It was up early, grab breakfast and some lunch at the local Bakery, and then to Sandspit. On the way we made a brief stop and had a look for buff-banded rail in the mangroves. We managed to see a bird several times, and although not photographable distance, we got reasonable views of this little skulker.
We then headed to the boat and board, with the sun shining and light winds. On the way out we searched for little penguin in the Kawau Channel and had about 6 birds, with good views of three rafted up. A nice start with this being some peoples first penguin species! We then continued out into the open ocean, and things got a little bumpy, but not too bad. We headed out to the west of Little Barrier, on the way seeing common diving petrel, a few fluttering shearwaters, and the first flesh-footed shearwaters. After a few hours of steaming arrived at our first chumming location. We started to drift and chummed as we went, and within seconds had birds streaming in. Flesh-footed shearwaters were the first in, with white-faced storm-petrels close behind, and a lot of fairy prions. These were the main contenders for the day, but after maybe twenty minutes we had the first New Zealand storm-petrel, which disappeared without most getting on to it! No worries, a steady stream of New Zealand storm-petrels came past the boat for the rest of the day, with probably 15 or so individuals being seen. Awesome!

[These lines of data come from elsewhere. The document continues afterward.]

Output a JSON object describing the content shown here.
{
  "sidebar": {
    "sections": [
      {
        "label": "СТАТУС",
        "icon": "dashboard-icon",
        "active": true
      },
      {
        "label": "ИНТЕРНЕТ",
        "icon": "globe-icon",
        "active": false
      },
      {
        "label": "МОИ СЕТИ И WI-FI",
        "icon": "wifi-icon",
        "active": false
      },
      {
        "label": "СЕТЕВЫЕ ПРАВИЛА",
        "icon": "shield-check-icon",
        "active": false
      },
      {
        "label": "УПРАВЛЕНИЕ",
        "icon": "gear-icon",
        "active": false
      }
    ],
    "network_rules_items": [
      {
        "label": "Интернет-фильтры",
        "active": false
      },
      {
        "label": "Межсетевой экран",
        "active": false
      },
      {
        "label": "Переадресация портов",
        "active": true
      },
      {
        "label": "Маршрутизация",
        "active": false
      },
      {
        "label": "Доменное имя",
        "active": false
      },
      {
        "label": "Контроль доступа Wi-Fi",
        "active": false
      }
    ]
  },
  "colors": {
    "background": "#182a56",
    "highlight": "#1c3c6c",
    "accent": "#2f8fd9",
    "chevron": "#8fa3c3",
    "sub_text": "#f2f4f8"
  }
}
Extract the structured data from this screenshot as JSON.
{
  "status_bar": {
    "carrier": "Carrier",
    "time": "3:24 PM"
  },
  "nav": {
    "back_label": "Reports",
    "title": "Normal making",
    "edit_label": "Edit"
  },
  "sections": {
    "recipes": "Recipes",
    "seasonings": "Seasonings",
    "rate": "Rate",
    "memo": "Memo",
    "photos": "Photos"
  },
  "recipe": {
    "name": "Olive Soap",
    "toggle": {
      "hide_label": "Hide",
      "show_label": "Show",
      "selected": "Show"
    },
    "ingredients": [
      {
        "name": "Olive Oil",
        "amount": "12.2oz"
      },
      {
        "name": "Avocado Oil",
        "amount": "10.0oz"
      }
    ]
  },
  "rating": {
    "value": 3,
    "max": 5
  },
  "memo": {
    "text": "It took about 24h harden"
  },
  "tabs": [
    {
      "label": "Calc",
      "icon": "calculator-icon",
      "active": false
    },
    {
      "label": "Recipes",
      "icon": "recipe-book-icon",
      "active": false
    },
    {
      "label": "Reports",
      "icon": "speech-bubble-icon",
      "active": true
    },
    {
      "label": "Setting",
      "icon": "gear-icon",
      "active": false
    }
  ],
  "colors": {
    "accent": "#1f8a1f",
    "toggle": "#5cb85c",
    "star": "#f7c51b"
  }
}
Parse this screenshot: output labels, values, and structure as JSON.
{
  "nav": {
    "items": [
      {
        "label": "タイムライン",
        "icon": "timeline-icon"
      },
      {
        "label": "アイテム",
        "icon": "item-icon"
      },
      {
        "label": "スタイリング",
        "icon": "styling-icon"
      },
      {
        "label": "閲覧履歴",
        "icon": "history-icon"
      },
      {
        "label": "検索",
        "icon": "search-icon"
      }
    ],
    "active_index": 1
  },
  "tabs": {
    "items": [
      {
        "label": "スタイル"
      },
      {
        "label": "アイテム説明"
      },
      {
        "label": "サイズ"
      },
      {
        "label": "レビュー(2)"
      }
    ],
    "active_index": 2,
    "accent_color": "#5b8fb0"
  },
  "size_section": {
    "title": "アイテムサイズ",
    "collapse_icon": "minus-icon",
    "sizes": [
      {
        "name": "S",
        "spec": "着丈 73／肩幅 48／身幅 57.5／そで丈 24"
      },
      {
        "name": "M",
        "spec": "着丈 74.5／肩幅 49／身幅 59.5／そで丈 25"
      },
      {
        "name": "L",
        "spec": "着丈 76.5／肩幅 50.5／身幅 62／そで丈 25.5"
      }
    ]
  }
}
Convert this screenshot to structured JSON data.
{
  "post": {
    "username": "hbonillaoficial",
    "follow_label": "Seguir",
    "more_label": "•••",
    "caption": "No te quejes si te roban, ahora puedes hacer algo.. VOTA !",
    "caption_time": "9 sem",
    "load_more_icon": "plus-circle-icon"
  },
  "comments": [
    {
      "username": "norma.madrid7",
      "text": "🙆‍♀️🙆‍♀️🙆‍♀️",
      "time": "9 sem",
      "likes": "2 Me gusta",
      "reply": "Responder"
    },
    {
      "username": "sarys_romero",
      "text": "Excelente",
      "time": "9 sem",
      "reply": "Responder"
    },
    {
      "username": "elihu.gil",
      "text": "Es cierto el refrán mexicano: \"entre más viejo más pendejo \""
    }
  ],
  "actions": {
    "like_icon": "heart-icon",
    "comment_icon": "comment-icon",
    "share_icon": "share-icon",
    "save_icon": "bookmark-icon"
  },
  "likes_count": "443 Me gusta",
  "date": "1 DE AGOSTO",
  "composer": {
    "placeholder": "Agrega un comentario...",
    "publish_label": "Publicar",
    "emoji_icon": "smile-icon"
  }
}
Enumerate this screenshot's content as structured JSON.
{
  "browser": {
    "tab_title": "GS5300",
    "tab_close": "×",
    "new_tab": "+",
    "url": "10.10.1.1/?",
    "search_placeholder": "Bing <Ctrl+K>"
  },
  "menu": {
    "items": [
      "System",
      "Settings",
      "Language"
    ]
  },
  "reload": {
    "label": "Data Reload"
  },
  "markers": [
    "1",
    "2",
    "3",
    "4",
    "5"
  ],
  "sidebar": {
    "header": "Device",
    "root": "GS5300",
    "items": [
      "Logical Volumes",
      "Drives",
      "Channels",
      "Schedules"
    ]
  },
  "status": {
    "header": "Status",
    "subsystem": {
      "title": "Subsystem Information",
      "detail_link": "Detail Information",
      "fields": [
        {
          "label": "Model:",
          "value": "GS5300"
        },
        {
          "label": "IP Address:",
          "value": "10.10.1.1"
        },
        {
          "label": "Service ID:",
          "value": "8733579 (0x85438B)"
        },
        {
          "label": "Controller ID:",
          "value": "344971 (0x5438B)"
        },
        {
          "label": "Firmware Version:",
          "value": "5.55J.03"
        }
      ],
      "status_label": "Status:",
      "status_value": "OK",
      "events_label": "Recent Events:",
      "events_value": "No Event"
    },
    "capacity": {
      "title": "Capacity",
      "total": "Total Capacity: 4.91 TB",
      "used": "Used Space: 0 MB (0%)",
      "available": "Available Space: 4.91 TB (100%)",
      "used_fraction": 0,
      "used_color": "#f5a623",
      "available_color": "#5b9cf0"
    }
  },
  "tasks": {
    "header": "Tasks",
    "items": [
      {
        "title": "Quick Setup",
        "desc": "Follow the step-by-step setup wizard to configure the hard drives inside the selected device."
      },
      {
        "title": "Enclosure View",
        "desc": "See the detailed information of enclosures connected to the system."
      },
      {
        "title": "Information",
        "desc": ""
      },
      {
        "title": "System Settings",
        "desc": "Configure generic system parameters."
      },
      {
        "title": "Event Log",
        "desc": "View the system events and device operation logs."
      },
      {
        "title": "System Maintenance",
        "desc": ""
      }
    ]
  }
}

We had small numbers of fluttering shearwaters visit the chum, a couple of sooty shearwaters, and several black petrels. After lunch we decided to relocate back to the start of our drift, and although this brought more of the same, shortly after we arrived and started chumming again we had a white-capped albatross (the first albatross for many) come past the boat. Probably the strangest thing all day was the total lack of Buller’s shearwaters – not a single bird seen all day!
But an amazing day nonetheless, and late afternoon we headed back to land, with a happy group! Massive rain showers that looked to have been passing the mainland throughout the day were building, but still we managed to dodge them as we searched (fruitlessly) for kookaburra on the way back to the accommodation.
|Little penguins at sea
|Fairy prion as it flies past the boat
|Flesh-footed shearwater, the quickest to the chum, and the noisiest bird of the day
|Cook's petrel against the sea
|Little Barrier Island, the location for the majority of breeding Cook's petrels and only site we currently know for breeding New Zealand storm-petrel
|Black petrel, not many seen, but a couple of good views of some
|Black petrel in amongst the gathering
|Cook's petrel swings by the chum slick
|Cook's petrel banking up high
|Fluttering shearwater pattering over the surface
|New Zealand storm-petrel, undoubtedly the star of the show...ok I am biased!